Earlier on Friday, LBC television and other local media had reported that Islamic State had handed over the bodies of a civilian and a soldier who were killed last year on the outskirts of Arsal, a town near the Syrian border.
The army said the handover had taken place at a military outpost in the eastern border area.
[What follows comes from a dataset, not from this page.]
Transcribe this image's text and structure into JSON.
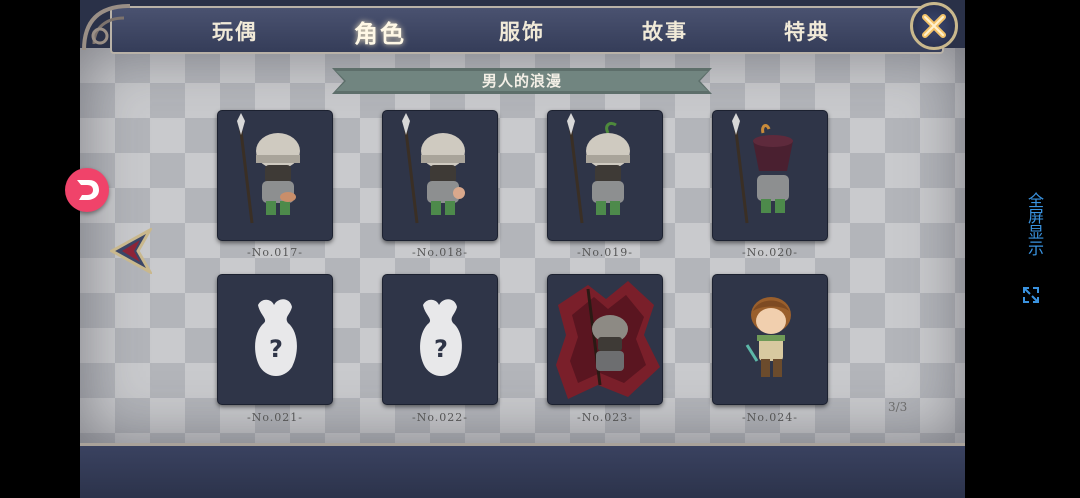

If it was Islamic State, that would be the first time that the hardline group had cooperated with the army to hand over bodies.
The army said the central military hospital was carrying out DNA tests on the bodies.
Sunni Muslim groups fighting in Syria’s civil war have also been active across the border in Lebanon.
The Lebanese government has been seeking the release of about two dozen soldiers held captive by Islamist militants since last year, in a crisis that has triggered frequent demonstrations by the families of the soldiers.
Fighting in Arsal last year between Islamist gunmen and the army marked some of the worst spillover violence since Syria’s war began four years ago, and has risked exacerbating tensions in Lebanon among sectarian groups at odds over the Syrian conflict.
Both Islamic State and Syria’s al Qaeda wing, the Nusra Front, took soldiers captive after entering Arsal and have beheaded or shot dead some of them.
There have also been several attacks by militant gunmen believed to be from the Nusra Front or Islamic State on Lebanese soldiers in border areas and campaigns by the army against militant positions.
Islamic State holds large tracts of territory in Syria and Iraq, while Nusra Front fighters have made gains in recent weeks in northwestern Syria.
Writing by Sylvia Westall, Editing by Angus MacSwan and Susan Fenton